## Task to complete
Write the records out again. Match them exactly.

## Data for processing
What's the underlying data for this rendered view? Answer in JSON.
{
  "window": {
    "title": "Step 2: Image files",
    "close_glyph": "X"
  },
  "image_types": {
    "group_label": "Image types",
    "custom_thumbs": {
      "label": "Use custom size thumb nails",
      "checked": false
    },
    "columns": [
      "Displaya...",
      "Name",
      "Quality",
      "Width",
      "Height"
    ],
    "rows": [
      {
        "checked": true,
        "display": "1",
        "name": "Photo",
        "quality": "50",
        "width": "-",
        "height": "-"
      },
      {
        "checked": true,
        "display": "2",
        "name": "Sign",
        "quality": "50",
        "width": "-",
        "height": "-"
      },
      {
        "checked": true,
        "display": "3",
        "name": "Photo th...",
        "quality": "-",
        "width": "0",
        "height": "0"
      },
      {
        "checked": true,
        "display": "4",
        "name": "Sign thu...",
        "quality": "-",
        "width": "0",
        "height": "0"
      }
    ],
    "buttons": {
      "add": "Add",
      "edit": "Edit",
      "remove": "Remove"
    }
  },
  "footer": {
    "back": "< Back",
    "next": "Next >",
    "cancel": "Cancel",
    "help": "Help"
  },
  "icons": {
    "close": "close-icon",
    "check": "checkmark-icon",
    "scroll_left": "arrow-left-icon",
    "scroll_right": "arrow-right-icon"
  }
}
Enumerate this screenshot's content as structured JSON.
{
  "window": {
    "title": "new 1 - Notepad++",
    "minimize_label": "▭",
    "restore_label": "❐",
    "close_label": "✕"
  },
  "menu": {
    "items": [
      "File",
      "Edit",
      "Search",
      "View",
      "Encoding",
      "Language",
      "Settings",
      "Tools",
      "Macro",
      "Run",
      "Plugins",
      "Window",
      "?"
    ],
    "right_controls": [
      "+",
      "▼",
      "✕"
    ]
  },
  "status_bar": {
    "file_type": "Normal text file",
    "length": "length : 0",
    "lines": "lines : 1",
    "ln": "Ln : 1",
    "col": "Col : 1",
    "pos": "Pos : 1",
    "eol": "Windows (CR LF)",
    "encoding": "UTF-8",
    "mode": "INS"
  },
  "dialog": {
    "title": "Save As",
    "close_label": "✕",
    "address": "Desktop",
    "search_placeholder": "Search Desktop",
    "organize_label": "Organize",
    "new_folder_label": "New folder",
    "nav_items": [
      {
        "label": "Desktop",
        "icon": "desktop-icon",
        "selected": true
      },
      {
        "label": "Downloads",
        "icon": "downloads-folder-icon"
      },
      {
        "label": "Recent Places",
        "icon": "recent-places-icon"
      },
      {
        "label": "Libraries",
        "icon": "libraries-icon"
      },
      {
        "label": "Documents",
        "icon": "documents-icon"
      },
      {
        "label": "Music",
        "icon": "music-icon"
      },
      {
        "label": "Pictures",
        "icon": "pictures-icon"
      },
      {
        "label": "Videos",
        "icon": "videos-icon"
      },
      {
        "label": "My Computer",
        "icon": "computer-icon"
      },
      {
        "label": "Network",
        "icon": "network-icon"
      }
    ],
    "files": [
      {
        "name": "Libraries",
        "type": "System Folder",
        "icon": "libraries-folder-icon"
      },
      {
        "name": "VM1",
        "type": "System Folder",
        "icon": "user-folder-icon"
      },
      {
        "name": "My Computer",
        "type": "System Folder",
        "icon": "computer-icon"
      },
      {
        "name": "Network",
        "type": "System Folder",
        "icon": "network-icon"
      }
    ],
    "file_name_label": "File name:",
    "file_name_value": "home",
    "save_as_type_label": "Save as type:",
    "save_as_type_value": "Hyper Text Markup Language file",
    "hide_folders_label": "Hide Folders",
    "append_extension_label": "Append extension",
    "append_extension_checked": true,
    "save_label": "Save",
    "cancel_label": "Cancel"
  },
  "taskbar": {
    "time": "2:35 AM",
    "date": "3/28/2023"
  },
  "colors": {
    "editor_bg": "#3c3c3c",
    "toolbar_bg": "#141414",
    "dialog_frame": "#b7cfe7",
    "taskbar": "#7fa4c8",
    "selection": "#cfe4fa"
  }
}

## Task solution
What's the underlying data for this rendered view? Answer in JSON.
{
  "window": {
    "title": "Step 2: Image files",
    "close_glyph": "X"
  },
  "image_types": {
    "group_label": "Image types",
    "custom_thumbs": {
      "label": "Use custom size thumb nails",
      "checked": false
    },
    "columns": [
      "Displaya...",
      "Name",
      "Quality",
      "Width",
      "Height"
    ],
    "rows": [
      {
        "checked": true,
        "display": "1",
        "name": "Photo",
        "quality": "50",
        "width": "-",
        "height": "-"
      },
      {
        "checked": true,
        "display": "2",
        "name": "Sign",
        "quality": "50",
        "width": "-",
        "height": "-"
      },
      {
        "checked": true,
        "display": "3",
        "name": "Photo th...",
        "quality": "-",
        "width": "0",
        "height": "0"
      },
      {
        "checked": true,
        "display": "4",
        "name": "Sign thu...",
        "quality": "-",
        "width": "0",
        "height": "0"
      }
    ],
    "buttons": {
      "add": "Add",
      "edit": "Edit",
      "remove": "Remove"
    }
  },
  "footer": {
    "back": "< Back",
    "next": "Next >",
    "cancel": "Cancel",
    "help": "Help"
  },
  "icons": {
    "close": "close-icon",
    "check": "checkmark-icon",
    "scroll_left": "arrow-left-icon",
    "scroll_right": "arrow-right-icon"
  }
}
Enumerate this screenshot's content as structured JSON.
{
  "window": {
    "title": "new 1 - Notepad++",
    "minimize_label": "▭",
    "restore_label": "❐",
    "close_label": "✕"
  },
  "menu": {
    "items": [
      "File",
      "Edit",
      "Search",
      "View",
      "Encoding",
      "Language",
      "Settings",
      "Tools",
      "Macro",
      "Run",
      "Plugins",
      "Window",
      "?"
    ],
    "right_controls": [
      "+",
      "▼",
      "✕"
    ]
  },
  "status_bar": {
    "file_type": "Normal text file",
    "length": "length : 0",
    "lines": "lines : 1",
    "ln": "Ln : 1",
    "col": "Col : 1",
    "pos": "Pos : 1",
    "eol": "Windows (CR LF)",
    "encoding": "UTF-8",
    "mode": "INS"
  },
  "dialog": {
    "title": "Save As",
    "close_label": "✕",
    "address": "Desktop",
    "search_placeholder": "Search Desktop",
    "organize_label": "Organize",
    "new_folder_label": "New folder",
    "nav_items": [
      {
        "label": "Desktop",
        "icon": "desktop-icon",
        "selected": true
      },
      {
        "label": "Downloads",
        "icon": "downloads-folder-icon"
      },
      {
        "label": "Recent Places",
        "icon": "recent-places-icon"
      },
      {
        "label": "Libraries",
        "icon": "libraries-icon"
      },
      {
        "label": "Documents",
        "icon": "documents-icon"
      },
      {
        "label": "Music",
        "icon": "music-icon"
      },
      {
        "label": "Pictures",
        "icon": "pictures-icon"
      },
      {
        "label": "Videos",
        "icon": "videos-icon"
      },
      {
        "label": "My Computer",
        "icon": "computer-icon"
      },
      {
        "label": "Network",
        "icon": "network-icon"
      }
    ],
    "files": [
      {
        "name": "Libraries",
        "type": "System Folder",
        "icon": "libraries-folder-icon"
      },
      {
        "name": "VM1",
        "type": "System Folder",
        "icon": "user-folder-icon"
      },
      {
        "name": "My Computer",
        "type": "System Folder",
        "icon": "computer-icon"
      },
      {
        "name": "Network",
        "type": "System Folder",
        "icon": "network-icon"
      }
    ],
    "file_name_label": "File name:",
    "file_name_value": "home",
    "save_as_type_label": "Save as type:",
    "save_as_type_value": "Hyper Text Markup Language file",
    "hide_folders_label": "Hide Folders",
    "append_extension_label": "Append extension",
    "append_extension_checked": true,
    "save_label": "Save",
    "cancel_label": "Cancel"
  },
  "taskbar": {
    "time": "2:35 AM",
    "date": "3/28/2023"
  },
  "colors": {
    "editor_bg": "#3c3c3c",
    "toolbar_bg": "#141414",
    "dialog_frame": "#b7cfe7",
    "taskbar": "#7fa4c8",
    "selection": "#cfe4fa"
  }
}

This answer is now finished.